From: Boston 1775 on 27 Jun 2013

New Book: Europe and the Islamic World

John Tolan, Henry Laurens, and Gilles Veinstein, Europe and the Islamic World: A History (Princeton, 2012).
From: EM Spanish History Notes on 14 Nov 2012

Notes on Post Tags Search

By default, this searches for any categories containing your search term: eg, Tudor will also find Tudors, Tudor History, etc. Check the 'exact' box to restrict searching to categories exactly matching your search. All searches are case-insensitive.

This is a search for tags/categories assigned to blog posts by their authors. The terminology used for post tags varies across different blog platforms, but WordPress tags and categories, Blogspot labels, and Tumblr tags are all included.

This search feature has a number of purposes:

1. to give site users improved access to the content EMC has been aggregating since August 2012, so they can look for bloggers posting on topics they're interested in, explore what's happening in the early modern blogosphere, and so on.

2. to facilitate and encourage the proactive use of post categories/tags by groups of bloggers with shared interests. All searches can be bookmarked for reference, making it possible to create useful resources of blogging about specific news, topics, conferences, etc, in a similar fashion to Twitter hashtags. Bloggers could agree on a shared tag for posts, or an event organiser could announce one in advance, as is often done with Twitter hashtags.

Caveats and Work in Progress

This does not search post content, and it will not find any informal keywords/hashtags within the body of posts.

If EMC doesn't find any <category> tags for a post in the RSS feed it is classified as uncategorized. These and any <category> 'uncategorized' from the feed are omitted from search results. (It should always be borne in mind that some bloggers never use any kind of category or tag at all.)

This will not be a 'real time' search, although EMC updates content every few hours so it's never very far behind events.

The search is at present quite basic and limited. I plan to add a number of more sophisticated features in the future including the ability to filter by blog tags and by dates.
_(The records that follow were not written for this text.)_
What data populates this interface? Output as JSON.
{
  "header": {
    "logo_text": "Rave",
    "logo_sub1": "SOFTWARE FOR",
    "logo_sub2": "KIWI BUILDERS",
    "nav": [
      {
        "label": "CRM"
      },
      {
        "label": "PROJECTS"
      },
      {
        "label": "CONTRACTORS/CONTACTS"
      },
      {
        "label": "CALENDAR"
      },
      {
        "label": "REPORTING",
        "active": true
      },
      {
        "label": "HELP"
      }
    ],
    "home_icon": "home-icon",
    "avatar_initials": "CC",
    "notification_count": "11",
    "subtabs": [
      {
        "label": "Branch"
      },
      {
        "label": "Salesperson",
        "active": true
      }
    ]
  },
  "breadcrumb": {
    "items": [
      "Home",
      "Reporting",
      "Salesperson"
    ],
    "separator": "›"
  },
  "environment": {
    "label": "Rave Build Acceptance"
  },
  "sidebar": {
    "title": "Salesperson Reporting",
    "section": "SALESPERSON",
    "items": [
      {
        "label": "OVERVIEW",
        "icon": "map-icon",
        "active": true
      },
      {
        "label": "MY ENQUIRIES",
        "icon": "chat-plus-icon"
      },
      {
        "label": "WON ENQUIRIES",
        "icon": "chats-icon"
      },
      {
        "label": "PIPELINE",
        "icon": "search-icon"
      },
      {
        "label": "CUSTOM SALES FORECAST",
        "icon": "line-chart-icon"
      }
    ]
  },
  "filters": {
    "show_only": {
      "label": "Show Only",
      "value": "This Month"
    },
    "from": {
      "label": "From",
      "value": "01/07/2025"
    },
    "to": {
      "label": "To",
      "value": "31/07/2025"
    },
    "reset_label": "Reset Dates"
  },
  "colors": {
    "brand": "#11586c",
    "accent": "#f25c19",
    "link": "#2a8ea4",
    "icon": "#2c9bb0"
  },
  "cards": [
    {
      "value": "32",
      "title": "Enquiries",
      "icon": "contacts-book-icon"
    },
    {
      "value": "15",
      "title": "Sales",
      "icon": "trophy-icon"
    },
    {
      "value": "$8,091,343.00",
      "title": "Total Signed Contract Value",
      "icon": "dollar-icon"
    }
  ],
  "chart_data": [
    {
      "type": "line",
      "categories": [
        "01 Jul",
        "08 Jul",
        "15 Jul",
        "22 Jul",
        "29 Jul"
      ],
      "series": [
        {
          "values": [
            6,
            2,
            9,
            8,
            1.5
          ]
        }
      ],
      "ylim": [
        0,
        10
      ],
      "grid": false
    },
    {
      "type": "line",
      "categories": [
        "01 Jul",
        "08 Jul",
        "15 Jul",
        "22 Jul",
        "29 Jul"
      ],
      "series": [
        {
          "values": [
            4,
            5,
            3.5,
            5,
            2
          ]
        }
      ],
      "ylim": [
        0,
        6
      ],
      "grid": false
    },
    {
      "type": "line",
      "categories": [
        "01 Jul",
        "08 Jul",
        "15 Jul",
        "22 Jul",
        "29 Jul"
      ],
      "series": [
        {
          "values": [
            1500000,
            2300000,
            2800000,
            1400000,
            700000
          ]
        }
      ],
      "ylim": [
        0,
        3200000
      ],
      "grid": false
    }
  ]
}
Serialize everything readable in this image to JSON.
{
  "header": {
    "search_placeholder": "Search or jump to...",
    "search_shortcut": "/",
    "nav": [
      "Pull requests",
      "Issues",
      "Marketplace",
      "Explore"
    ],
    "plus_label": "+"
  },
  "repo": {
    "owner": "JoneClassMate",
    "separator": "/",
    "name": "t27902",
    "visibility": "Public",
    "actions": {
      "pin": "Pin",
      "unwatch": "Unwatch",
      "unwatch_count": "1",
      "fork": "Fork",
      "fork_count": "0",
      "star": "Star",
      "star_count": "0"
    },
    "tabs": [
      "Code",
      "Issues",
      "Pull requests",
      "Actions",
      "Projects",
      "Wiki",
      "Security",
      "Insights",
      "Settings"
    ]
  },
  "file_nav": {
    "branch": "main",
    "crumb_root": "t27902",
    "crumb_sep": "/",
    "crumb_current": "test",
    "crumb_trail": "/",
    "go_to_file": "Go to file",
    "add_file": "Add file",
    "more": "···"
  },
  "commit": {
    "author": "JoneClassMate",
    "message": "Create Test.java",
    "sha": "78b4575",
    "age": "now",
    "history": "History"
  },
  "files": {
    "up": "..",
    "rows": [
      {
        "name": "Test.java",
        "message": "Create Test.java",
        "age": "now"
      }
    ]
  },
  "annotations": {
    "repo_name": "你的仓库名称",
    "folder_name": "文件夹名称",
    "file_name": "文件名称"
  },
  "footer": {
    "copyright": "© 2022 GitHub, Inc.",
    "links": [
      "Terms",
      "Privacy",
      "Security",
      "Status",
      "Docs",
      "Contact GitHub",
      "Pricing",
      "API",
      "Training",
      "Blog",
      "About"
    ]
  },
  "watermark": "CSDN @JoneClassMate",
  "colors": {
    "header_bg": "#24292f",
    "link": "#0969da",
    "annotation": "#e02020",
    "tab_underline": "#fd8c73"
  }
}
I may also introduce RSS feeds for search queries at some point.

Constructing Search Query URLs

If you'd like to use an event tag, it's possible to work out in advance what the URL will be, without needing to visit EMC and run the search manually (though you might be advised to check it works!). But you'll need to use URL encoding as appropriate for any spaces or punctuation in the tag (so it might be a good idea to avoid them).

This is the basic structure:

http://emc.historycarnival.org/searchcat?s={search term or phrase}

For example, the URL for a simple search for categories containing London:

http://emc.historycarnival.org/searchcat?s=london

The URL for a search for the exact category Gunpowder Plot:

http://emc.historycarnival.org/searchcat?s=Gunpowder%20Plot&exact=on

In this more complex URL, %20 is the URL encoding for a space between words and &exact=on adds the exact category requirement.

I'll do my best to ensure that the basic URL construction (searchcat?s=...) is stable and persistent as long as the site is around.